REVIEW: RAGING SPEEDHORN - HARD TO KILL
CORBY BRUISERS STILL SPILLING YOUR PINT
Raging Speedhorn are often, unfortunately, mentioned in the same breath as nu-metal which is as unfair as it is lazy because all they truly had in common with the genre was timing, emerging as they did from Corby, England around 2000. Musically their thuggish, violent metal incorporating sludge, hardcore, and Sabbathy doom was more closely related to the likes of the Iron Monkey than the cod Hip Hop, introspective teenage angst and clumsily applied eyeliner of nu-metal. Their self-titled debut released two decades ago was feral and seethed with square-go aggression and permeated the dank concrete atmosphere of de-industrialised town grit. Ferocious live performances were coupled with infamous tour behaviour which often wreaked havoc. Two decades on, and after multiple line-up changes as well as a six year hiatus, Hard to Kill is RSH's sixth album and the title is instructive of what to expect.
Snakebite is a rampaging blast of sleazy, vicious death n' roll with their customary dual-screamed vocals and greasy heavy riffs. It is reminiscent of their second album We Will Be Dead Tomorrow or their last effort, Lost Ritual as is the careering pit-friendly Hard to Kill which is an album highlight and a short, sharp nasty kick to the solar plexus. It is like a seriously down-turned, angrier and heavier Motorhead
RSH always excelled, however, at deceleration with slow, grindingly heavy acerbic doom. The aptly titled Doom Machine has a classic swinging rock hook line and builds up to an unexpected hallucinogenic 70's finale while the rumbling rage of Spitfire and Hammer Down are all crawling slow motion anger and groove. Likewise The Beast is livid, ponderously heavy with stoner metal flourishes.
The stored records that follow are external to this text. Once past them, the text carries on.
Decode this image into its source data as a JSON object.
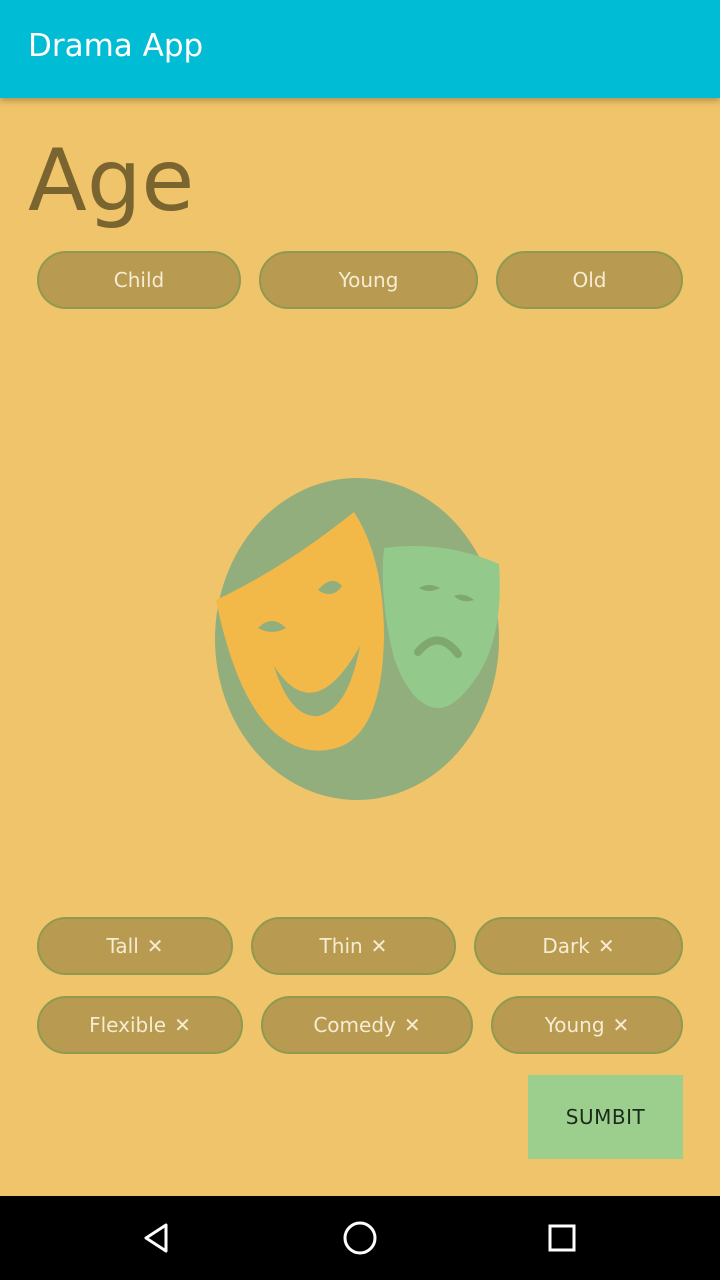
{
  "app": {
    "title": "Drama App"
  },
  "age": {
    "heading": "Age",
    "options": [
      "Child",
      "Young",
      "Old"
    ]
  },
  "logo": {
    "icon": "theater-masks-icon"
  },
  "tags": {
    "remove_icon": "✕",
    "items": [
      "Tall",
      "Thin",
      "Dark",
      "Flexible",
      "Comedy",
      "Young"
    ]
  },
  "actions": {
    "submit_label": "SUMBIT"
  },
  "colors": {
    "appbar": "#00bcd4",
    "background": "#f0c46a",
    "pill": "#b89a50",
    "submit": "#9ccf8e"
  },
  "navbar": {
    "icons": [
      "back-icon",
      "home-icon",
      "recents-icon"
    ]
  }
}
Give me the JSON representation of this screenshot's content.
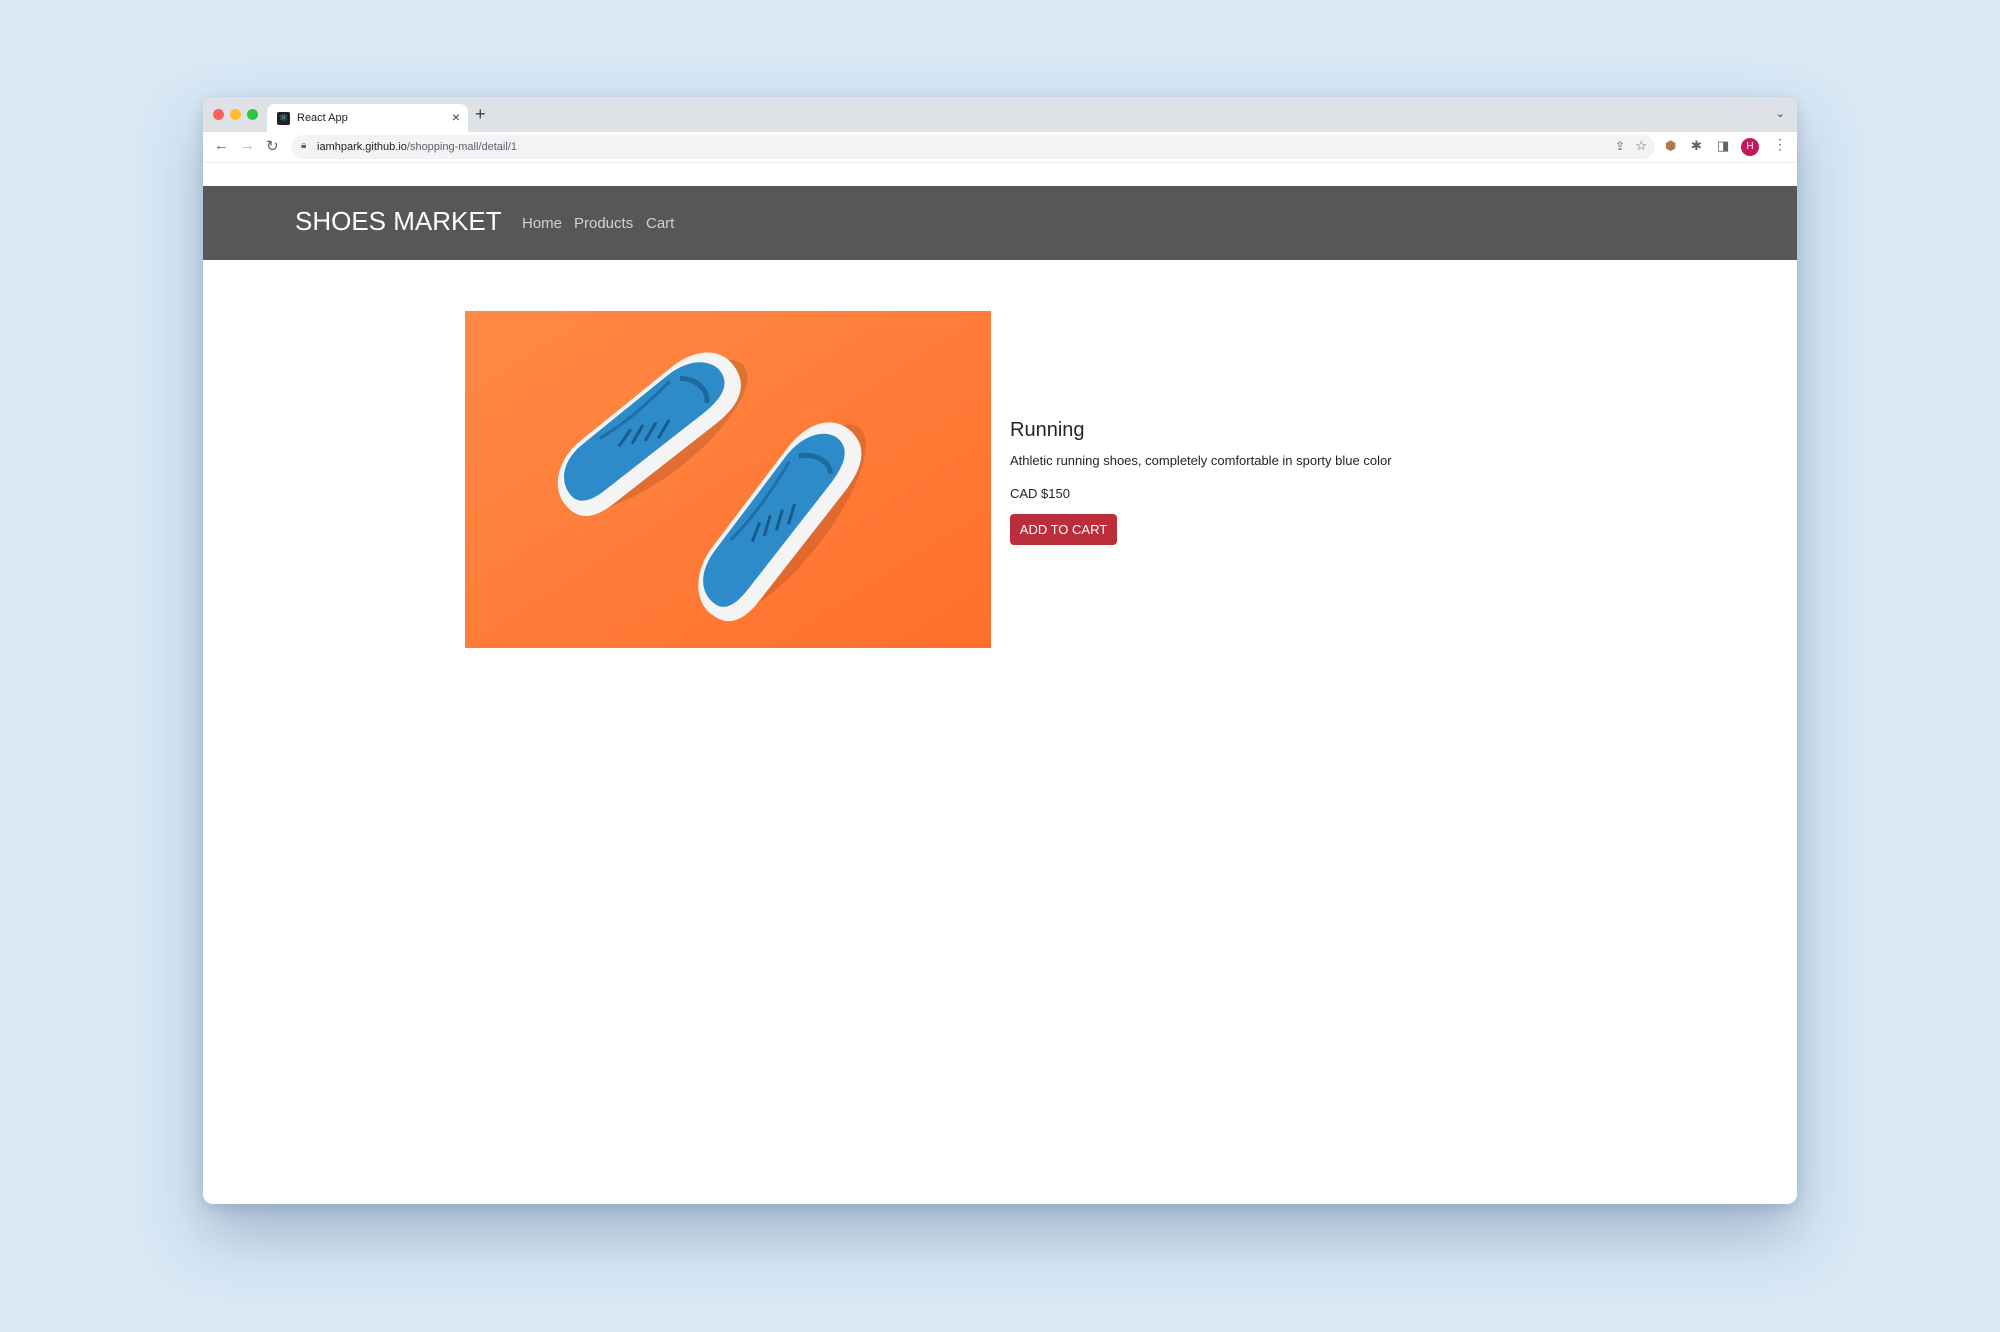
{
  "browser": {
    "tab_title": "React App",
    "tab_close": "×",
    "new_tab": "+",
    "tab_menu": "⌄",
    "url_host": "iamhpark.github.io",
    "url_path": "/shopping-mall/detail/1",
    "avatar_initial": "H"
  },
  "navbar": {
    "brand": "SHOES MARKET",
    "links": [
      "Home",
      "Products",
      "Cart"
    ]
  },
  "product": {
    "name": "Running",
    "description": "Athletic running shoes, completely comfortable in sporty blue color",
    "price": "CAD $150",
    "add_to_cart_label": "ADD TO CART",
    "image_icon": "blue-running-shoes-image"
  },
  "colors": {
    "navbar_bg": "#575757",
    "button_bg": "#bb2d3b",
    "image_bg": "#ff7a35",
    "shoe_blue": "#2e8bc9"
  }
}
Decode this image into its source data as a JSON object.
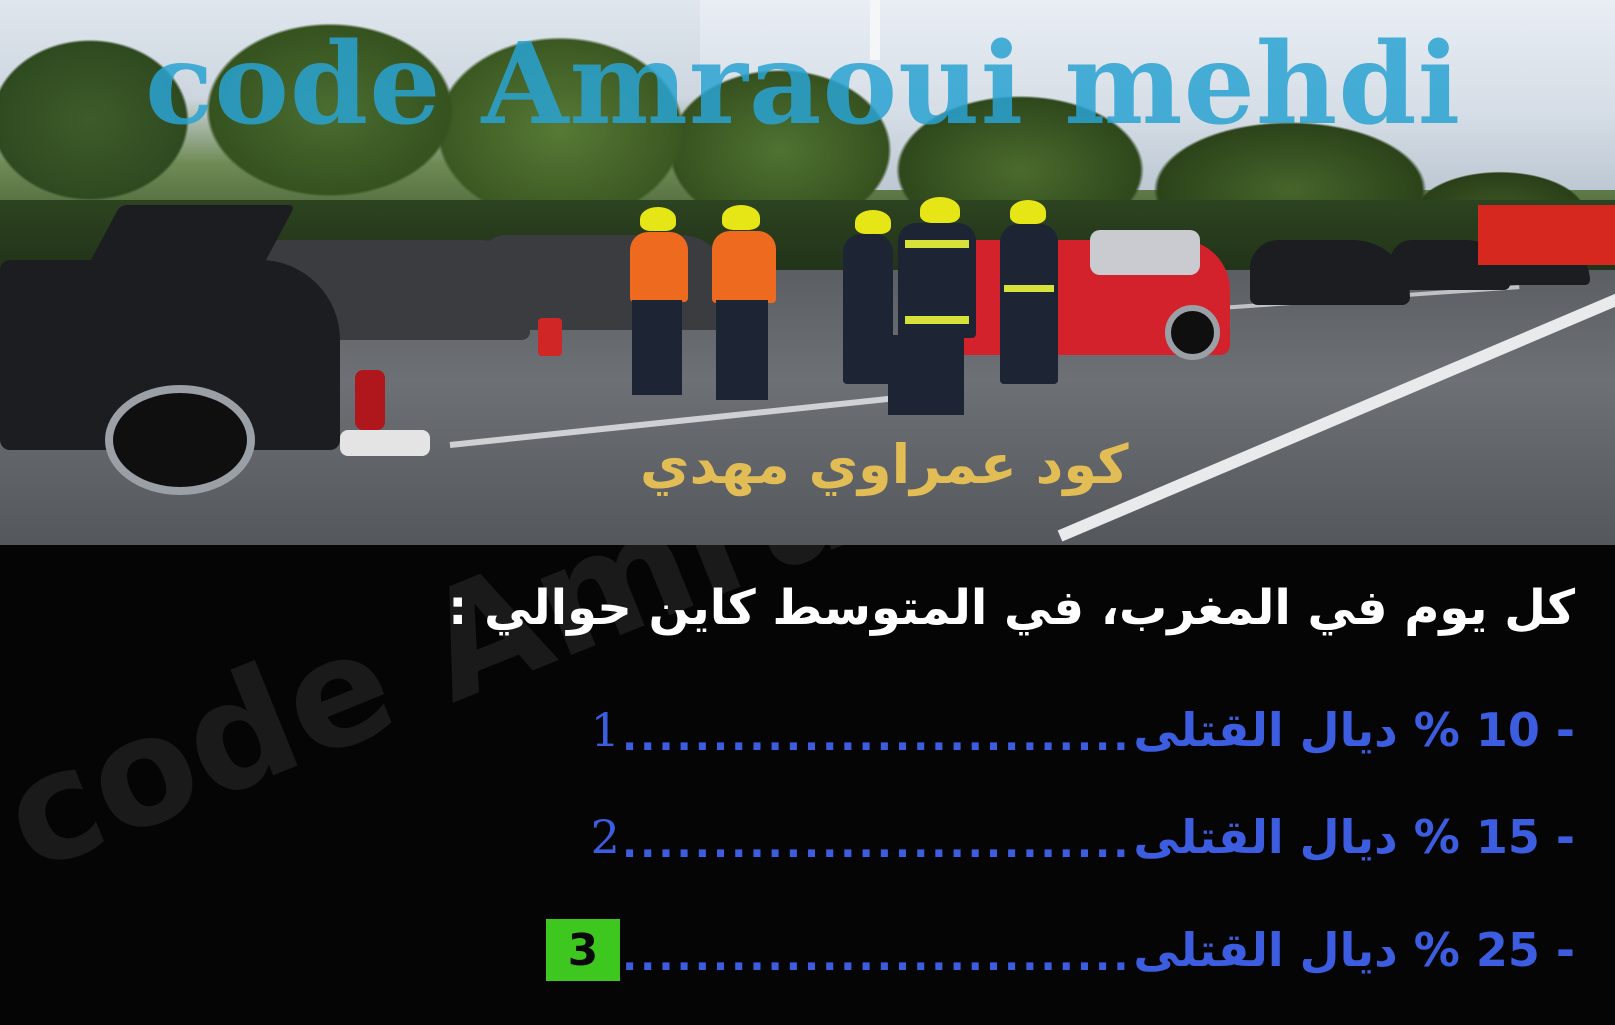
{
  "photo": {
    "watermark_latin": "code Amraoui mehdi",
    "watermark_arabic": "كود عمراوي مهدي"
  },
  "panel": {
    "background_watermark": "code Amraoui mehdi"
  },
  "question": {
    "text": "كل يوم في المغرب، في المتوسط كاين حوالي :"
  },
  "answers": [
    {
      "text": "- 10 % ديال القتلى",
      "dots": "............................",
      "number": "1",
      "selected": false
    },
    {
      "text": "- 15 % ديال القتلى",
      "dots": "............................",
      "number": "2",
      "selected": false
    },
    {
      "text": "- 25 % ديال القتلى",
      "dots": "............................",
      "number": "3",
      "selected": true
    }
  ],
  "colors": {
    "answer_text": "#3d5de0",
    "selected_badge": "#3ec81f",
    "watermark_latin": "#2aa3d2",
    "watermark_arabic": "#e2bd55",
    "question_text": "#ffffff"
  }
}
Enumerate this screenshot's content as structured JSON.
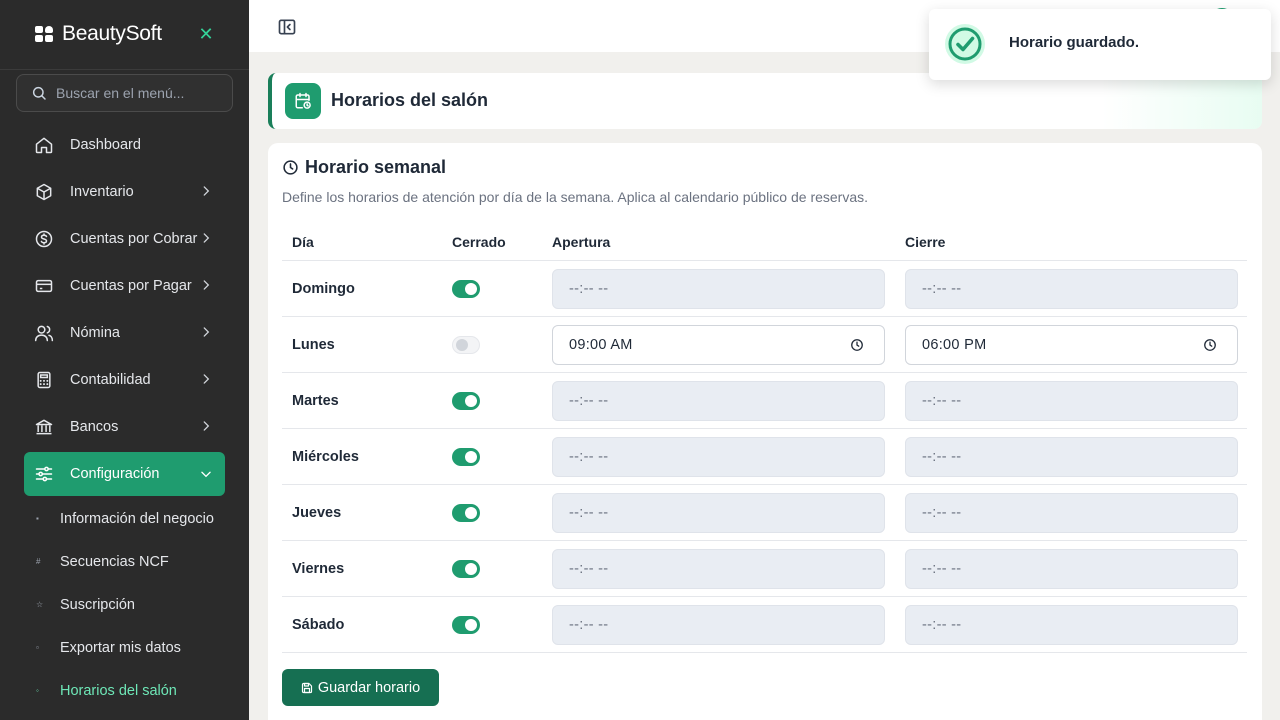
{
  "brand": {
    "name": "BeautySoft"
  },
  "search": {
    "placeholder": "Buscar en el menú..."
  },
  "sidebar": {
    "items": [
      {
        "label": "Dashboard",
        "icon": "home-icon"
      },
      {
        "label": "Inventario",
        "icon": "box-icon"
      },
      {
        "label": "Cuentas por Cobrar",
        "icon": "dollar-circle-icon"
      },
      {
        "label": "Cuentas por Pagar",
        "icon": "credit-card-icon"
      },
      {
        "label": "Nómina",
        "icon": "users-icon"
      },
      {
        "label": "Contabilidad",
        "icon": "calculator-icon"
      },
      {
        "label": "Bancos",
        "icon": "bank-icon"
      },
      {
        "label": "Configuración",
        "icon": "sliders-icon"
      }
    ],
    "subitems": [
      {
        "label": "Información del negocio"
      },
      {
        "label": "Secuencias NCF"
      },
      {
        "label": "Suscripción"
      },
      {
        "label": "Exportar mis datos"
      },
      {
        "label": "Horarios del salón"
      }
    ]
  },
  "page": {
    "title": "Horarios del salón"
  },
  "schedule": {
    "title": "Horario semanal",
    "description": "Define los horarios de atención por día de la semana. Aplica al calendario público de reservas.",
    "columns": {
      "day": "Día",
      "closed": "Cerrado",
      "open": "Apertura",
      "close": "Cierre"
    },
    "rows": [
      {
        "day": "Domingo",
        "closed": true,
        "open": "--:-- --",
        "close": "--:-- --"
      },
      {
        "day": "Lunes",
        "closed": false,
        "open": "09:00 AM",
        "close": "06:00 PM"
      },
      {
        "day": "Martes",
        "closed": true,
        "open": "--:-- --",
        "close": "--:-- --"
      },
      {
        "day": "Miércoles",
        "closed": true,
        "open": "--:-- --",
        "close": "--:-- --"
      },
      {
        "day": "Jueves",
        "closed": true,
        "open": "--:-- --",
        "close": "--:-- --"
      },
      {
        "day": "Viernes",
        "closed": true,
        "open": "--:-- --",
        "close": "--:-- --"
      },
      {
        "day": "Sábado",
        "closed": true,
        "open": "--:-- --",
        "close": "--:-- --"
      }
    ],
    "save_label": "Guardar horario"
  },
  "toast": {
    "message": "Horario guardado."
  },
  "colors": {
    "accent": "#1f9c6f",
    "sidebar_bg": "#2b2b2b",
    "button": "#166f52"
  }
}
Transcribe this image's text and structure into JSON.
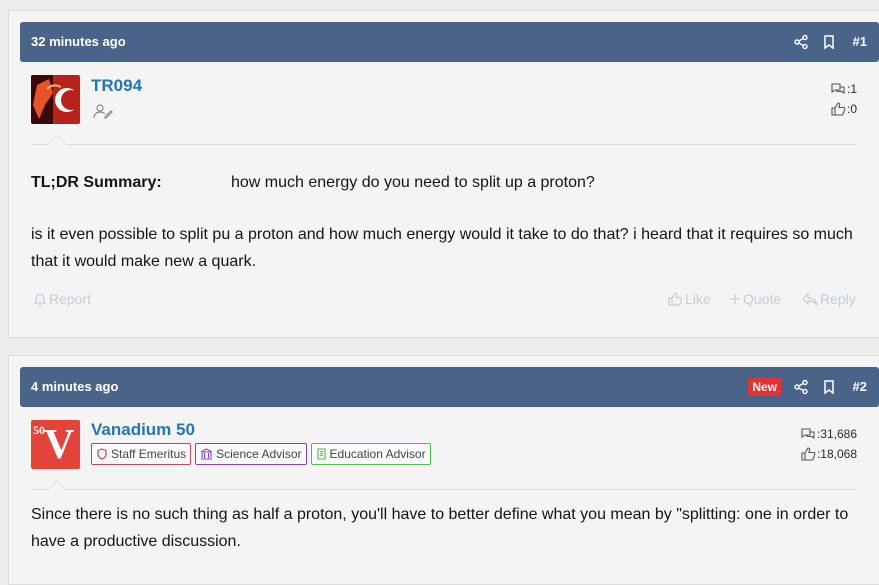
{
  "posts": [
    {
      "time": "32 minutes ago",
      "number": "#1",
      "username": "TR094",
      "stats": {
        "messages": "1",
        "reactions": "0"
      },
      "summary_label": "TL;DR Summary:",
      "summary_text": "how much energy do you need to split up a proton?",
      "body": "is it even possible to split pu a proton and how much energy would it take to do that? i heard that it requires so much that it would make new a quark.",
      "actions": {
        "report": "Report",
        "like": "Like",
        "quote": "Quote",
        "reply": "Reply"
      }
    },
    {
      "time": "4 minutes ago",
      "new_label": "New",
      "number": "#2",
      "username": "Vanadium 50",
      "avatar_text": "V",
      "avatar_number": "50",
      "badges": [
        "Staff Emeritus",
        "Science Advisor",
        "Education Advisor"
      ],
      "stats": {
        "messages": "31,686",
        "reactions": "18,068"
      },
      "body": "Since there is no such thing as half a proton, you'll have to better define what you mean by \"splitting: one in order to have a productive discussion."
    }
  ],
  "colors": {
    "header_bg": "#4a6389",
    "username": "#2577b1",
    "new_badge": "#e03434",
    "action_muted": "#c5cdd8"
  }
}
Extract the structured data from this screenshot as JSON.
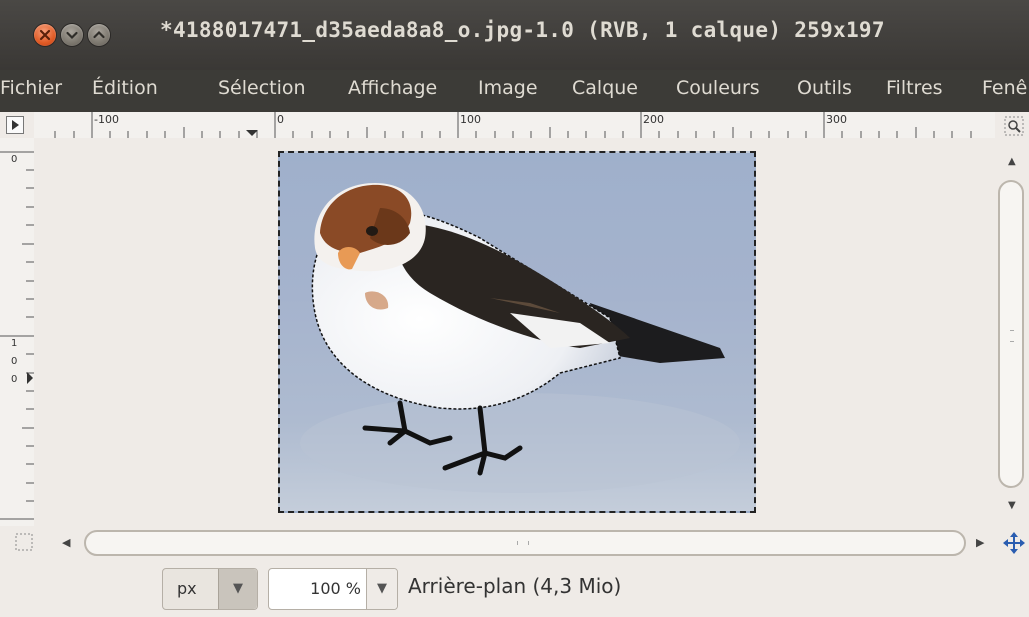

Hard to Kill is raw and succinct (the record only just makes it over half and hour). It is a sordid, abrasive and gleeful ode to Motorhead, Black Flag, Black Sabbath with perhaps some touches of Pantera and Crowbar. This is soundtrack for scrapping for a fight. Among the spit and attitude, however, is a departure to a slight but tangible 70s rock influence, which is detectable only in snatches periodically throughout the album but most explicitly with the cover of T-Rex's Children of the Revolution. It is a perplexing choice to include let alone use as a record finale and it's unlike anything the band have attempted before now. While its inclusion is arguably more anomalous than adventurous, the point is clearly a statement of pure unrepentant attitude that represents the whole ethos of this album. Hard to kill? Yes.